“When Junction City pulled out, it became a nine-person board, because they left one seat open,” Hunter said. “Coming back, they’ll put their one member on, bringing us back up to 10.”

He said some planning commissions have 12, 16 or 20, so they are not limited to how many members they can have.

After getting through the local governments’ ratification, Hunter said the information has to be sent to the Secretary of State’s office to be recorded, and Junction will formally be back on.

The motion to ratify the interlocal P&Z agreement was unanimously voted in, as it was by the other local government bodies.

Parks & Rec

Commissioner Rick Serres reported back to the commission about the “working group” he and Commissioner Kevin Caudill attended just before the meeting Monday. The group is a subcommittee formed out of the recent Danville-Boyle County joint meeting held to discuss the master parks plan completed by the consulting firm Brandstetter Carroll.

He explained that Magistrates Phil Sammons and Tom Ellis are also a part of the subcommittee, and City Attorney Steven Dexter and Bryce Perry, chairman of the Parks & Rec board, were also in attendance.

Serres said he thought it “went well, and I think we’re moving forward,” and that Dexter is going to “summarize what we talked about, and bring it back to the ‘working group’ so that we can say, yes, that’s exactly what we talked about, and then return it to our respective bodies, to see if we can move forward … I think that’s really all that I want to say about that at this point …”

As reported Tuesday in The Advocate-Messenger, Danville is negotiating with Boyle County for outright control of Millennium Park and the Parks & Rec agency. Boyle County could be compensated for giving Danville its half of Millennium Park through a land exchange and/or financial means.

Sammons said at the subcommittee meeting that the county proposed giving its interest in Millennium to the city in exchange for property the city owns on Redrier Lane, and 10 acres of the city-owned fairgrounds property, on which the county could possibly build a new EMS station. The county was also prepared to offer $50,000 annually for park maintenance.

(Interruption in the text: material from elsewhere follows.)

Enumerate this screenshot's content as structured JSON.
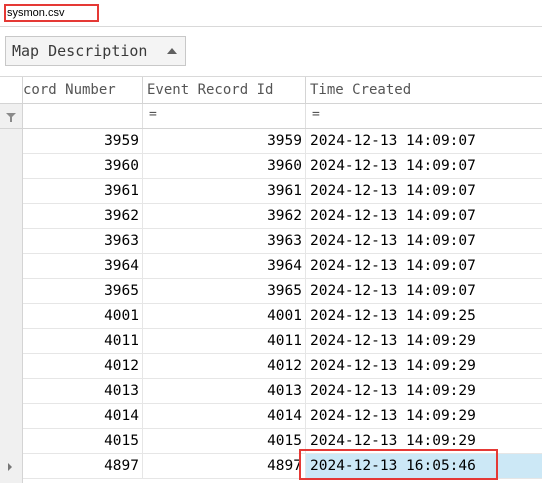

During the subcommittee meeting, Dexter said the consensus was for Parks & Rec to be a city-run department, with the county contributing a capped amount through a service agreement, approved annually by the fiscal court. He said the city “would allow the Parks & Rec board to be restructured” and move forward with a new director, who would ultimately report to the city manager.

Commissioner J.H. Atkins, who was leading Monday night’s commission meeting in Mayor Mike Perros’ absence, told Serres and Caudill he appreciated “you guys volunteering to serve on that committee” — an attempt at humor since he volunteered them for it during the Feb. 4 joint meeting. But he wanted to add a serious concern, as well.

“I have a comment I want to direct to our city attorney,” Atkins said. “I felt really uncomfortable last Monday at the joint meeting, and I’d like to just put everyone on notice that if we have joint meetings like that again … I’d appreciate it if we request your attendance at those meetings … I just felt really uncomfortable about some of the things that were discussed.”

City Manager Ron Scott said he took the blame for Dexter’s absence.

“As management function of that meeting, our counsel asked if he should attend, and I advised him that it was not necessary,” Scott said. “So your comment should direct itself to me.”

Atkins said he understood. The joint meeting “just got to be about a lot of other things,” he said.

He was referring to how the issue of the Boyle County Detention Center was repeatedly brought up during the discussion over implementation of the Parks & Rec master plan. Judge-Executive Howard Hunt said he would prefer if someone with the jail’s interest be appointed to the Parks & Rec subcommittee so that ideas could also be exchanged to help the county come up with solutions.